From the data that follows, copy every line with the string "nversion".

(Excerpts from an interface dataset)
== Segment start ==

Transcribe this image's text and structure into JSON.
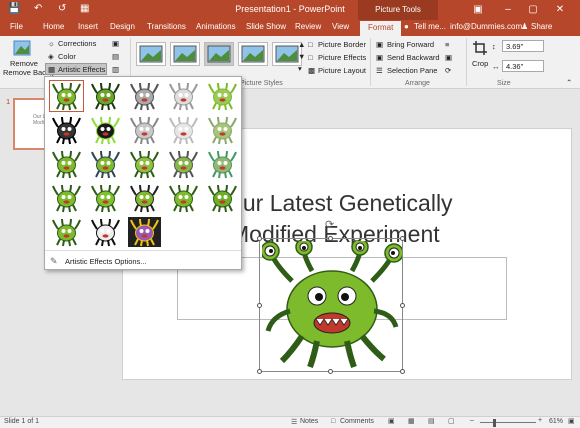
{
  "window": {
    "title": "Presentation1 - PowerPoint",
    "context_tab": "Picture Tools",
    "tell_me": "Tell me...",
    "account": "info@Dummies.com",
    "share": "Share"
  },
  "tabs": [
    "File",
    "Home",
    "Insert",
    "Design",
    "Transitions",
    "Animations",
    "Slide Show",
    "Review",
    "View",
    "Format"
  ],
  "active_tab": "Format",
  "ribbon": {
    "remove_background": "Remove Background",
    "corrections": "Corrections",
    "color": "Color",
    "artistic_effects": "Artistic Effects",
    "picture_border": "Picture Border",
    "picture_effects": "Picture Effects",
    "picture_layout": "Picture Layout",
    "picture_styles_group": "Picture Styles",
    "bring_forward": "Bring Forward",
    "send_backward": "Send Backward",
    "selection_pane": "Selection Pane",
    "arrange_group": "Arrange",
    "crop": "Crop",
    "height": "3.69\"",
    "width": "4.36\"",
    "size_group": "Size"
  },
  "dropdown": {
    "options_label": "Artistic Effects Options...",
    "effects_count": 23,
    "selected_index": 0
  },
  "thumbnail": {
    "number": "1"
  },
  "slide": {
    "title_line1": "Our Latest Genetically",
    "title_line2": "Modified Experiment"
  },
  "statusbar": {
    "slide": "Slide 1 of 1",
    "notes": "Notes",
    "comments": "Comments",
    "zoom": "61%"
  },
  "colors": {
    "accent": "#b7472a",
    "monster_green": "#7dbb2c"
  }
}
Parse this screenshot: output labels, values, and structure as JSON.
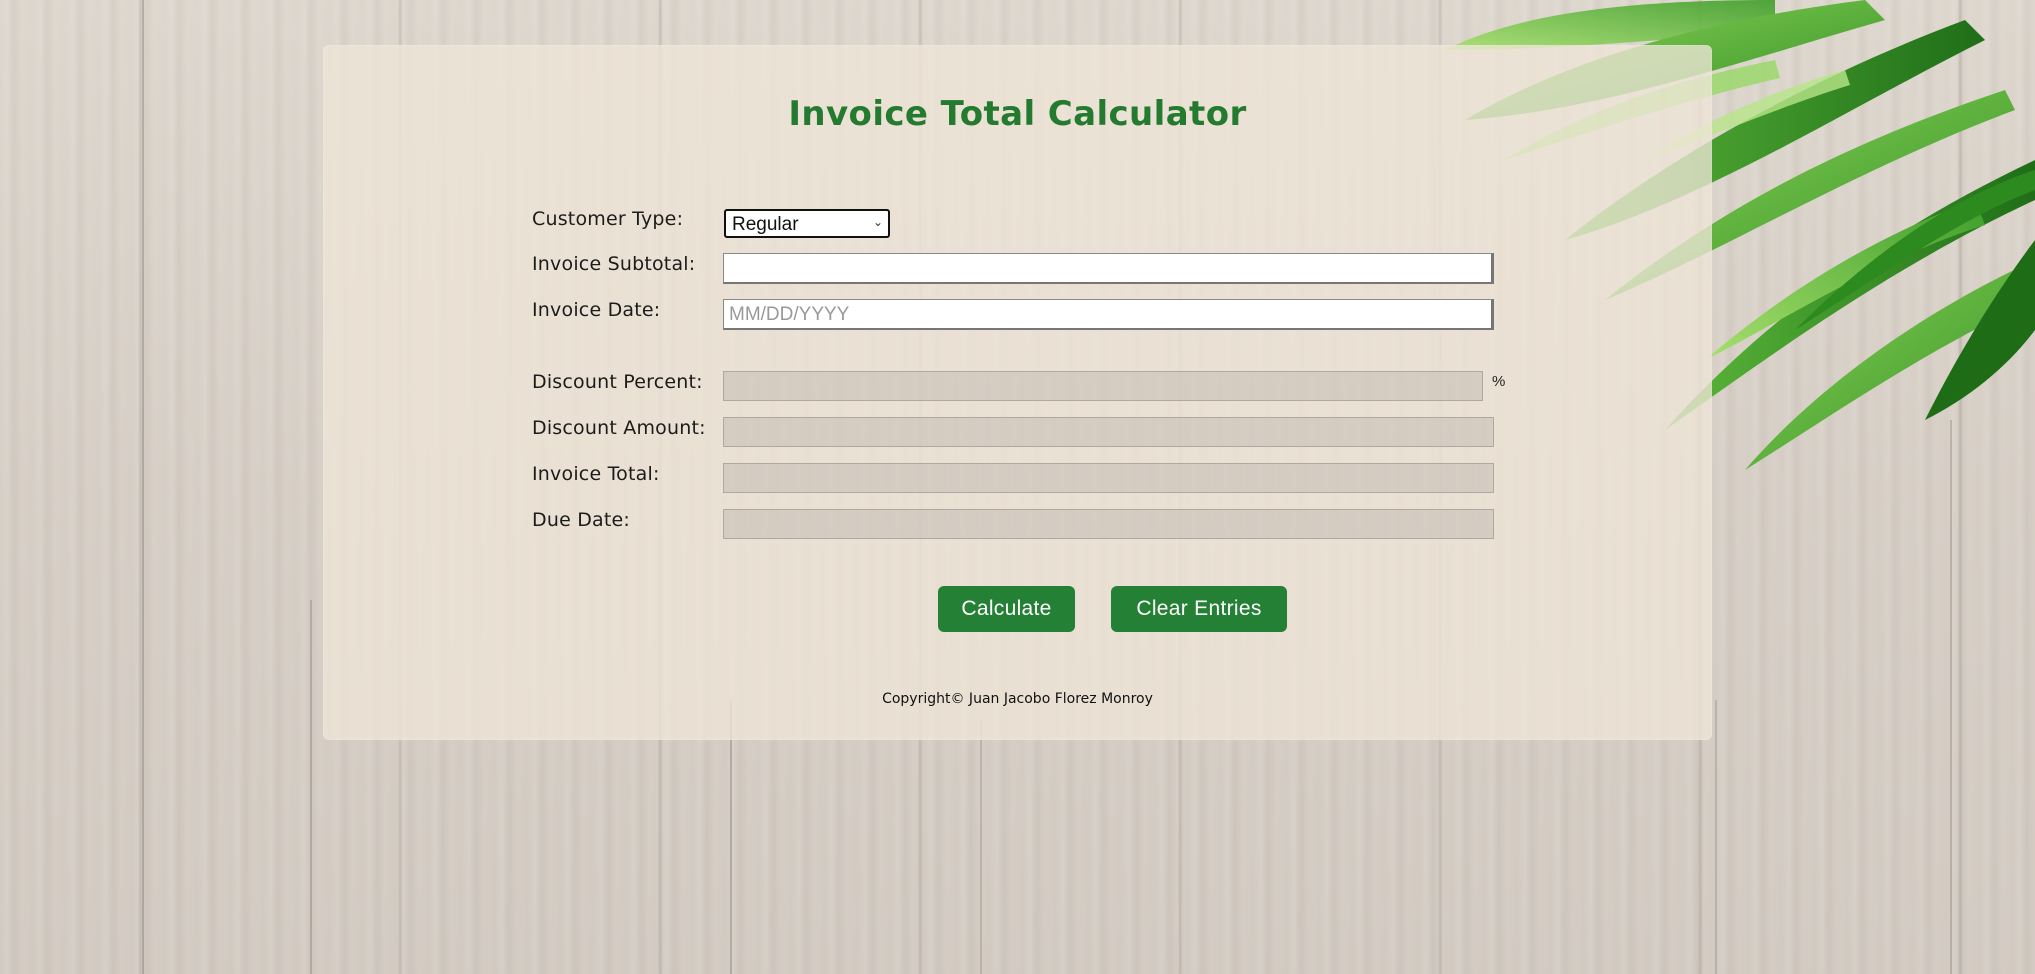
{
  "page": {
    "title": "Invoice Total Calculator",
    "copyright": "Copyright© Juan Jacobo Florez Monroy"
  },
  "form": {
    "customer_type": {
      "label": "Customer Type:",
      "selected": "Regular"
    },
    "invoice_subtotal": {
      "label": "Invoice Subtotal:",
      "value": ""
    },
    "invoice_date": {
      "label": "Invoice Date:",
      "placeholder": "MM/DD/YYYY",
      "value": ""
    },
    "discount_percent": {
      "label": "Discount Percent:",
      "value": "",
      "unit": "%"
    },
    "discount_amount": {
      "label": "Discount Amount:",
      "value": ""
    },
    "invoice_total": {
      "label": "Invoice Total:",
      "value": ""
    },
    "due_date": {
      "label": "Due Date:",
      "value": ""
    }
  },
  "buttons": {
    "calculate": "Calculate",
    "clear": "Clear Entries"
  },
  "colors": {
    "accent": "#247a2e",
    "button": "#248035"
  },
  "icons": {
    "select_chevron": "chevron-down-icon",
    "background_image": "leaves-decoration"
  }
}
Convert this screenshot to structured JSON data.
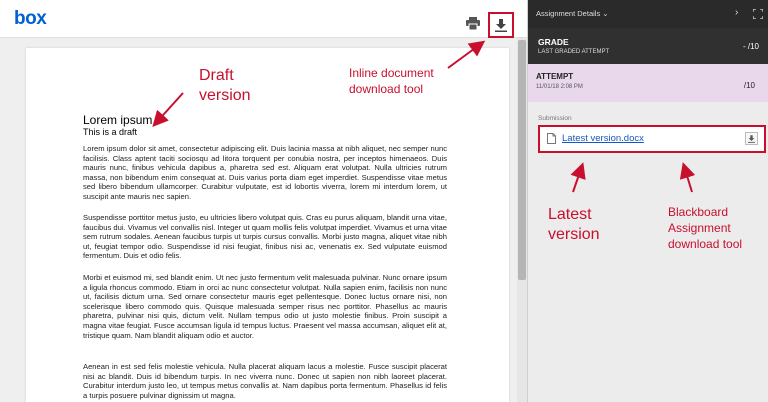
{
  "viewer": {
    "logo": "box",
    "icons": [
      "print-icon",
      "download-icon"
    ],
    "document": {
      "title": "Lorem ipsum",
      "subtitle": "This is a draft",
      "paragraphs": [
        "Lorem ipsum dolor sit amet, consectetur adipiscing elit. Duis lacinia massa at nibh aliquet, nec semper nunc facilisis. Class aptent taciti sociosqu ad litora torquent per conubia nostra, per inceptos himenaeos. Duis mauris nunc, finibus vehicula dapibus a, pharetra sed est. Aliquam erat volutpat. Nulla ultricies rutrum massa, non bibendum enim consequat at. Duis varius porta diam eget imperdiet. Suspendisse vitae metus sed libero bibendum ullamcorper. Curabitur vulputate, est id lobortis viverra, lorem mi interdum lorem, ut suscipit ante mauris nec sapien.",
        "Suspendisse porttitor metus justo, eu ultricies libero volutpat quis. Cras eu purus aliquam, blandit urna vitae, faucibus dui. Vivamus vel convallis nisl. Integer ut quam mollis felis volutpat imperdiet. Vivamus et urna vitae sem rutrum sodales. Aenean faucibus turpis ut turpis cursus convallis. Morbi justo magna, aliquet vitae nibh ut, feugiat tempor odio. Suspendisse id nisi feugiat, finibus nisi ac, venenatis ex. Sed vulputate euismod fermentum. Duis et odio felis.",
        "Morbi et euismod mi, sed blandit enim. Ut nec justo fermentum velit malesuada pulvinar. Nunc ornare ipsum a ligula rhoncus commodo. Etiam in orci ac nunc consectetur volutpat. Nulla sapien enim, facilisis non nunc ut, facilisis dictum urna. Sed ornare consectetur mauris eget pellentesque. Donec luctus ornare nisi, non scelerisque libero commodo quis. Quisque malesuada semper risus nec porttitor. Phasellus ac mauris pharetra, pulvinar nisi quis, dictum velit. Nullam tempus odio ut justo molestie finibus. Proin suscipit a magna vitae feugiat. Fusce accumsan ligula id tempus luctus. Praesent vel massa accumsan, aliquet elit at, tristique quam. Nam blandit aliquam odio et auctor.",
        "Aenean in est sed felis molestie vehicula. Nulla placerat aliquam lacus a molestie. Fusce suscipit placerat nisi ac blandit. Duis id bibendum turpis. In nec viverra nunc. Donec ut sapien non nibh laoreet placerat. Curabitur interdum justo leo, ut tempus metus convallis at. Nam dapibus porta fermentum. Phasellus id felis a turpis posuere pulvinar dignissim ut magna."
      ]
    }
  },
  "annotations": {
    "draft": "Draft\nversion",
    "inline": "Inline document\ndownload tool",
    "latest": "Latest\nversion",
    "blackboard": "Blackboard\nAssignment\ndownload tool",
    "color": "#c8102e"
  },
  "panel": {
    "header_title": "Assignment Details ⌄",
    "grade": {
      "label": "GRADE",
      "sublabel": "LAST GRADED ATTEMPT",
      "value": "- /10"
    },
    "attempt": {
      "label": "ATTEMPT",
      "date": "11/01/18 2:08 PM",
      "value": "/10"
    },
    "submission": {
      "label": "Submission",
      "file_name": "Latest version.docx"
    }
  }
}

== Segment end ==

— RESULT OF THIS EXERCISE —
    "draft": "Draft\nversion",
    "latest": "Latest\nversion",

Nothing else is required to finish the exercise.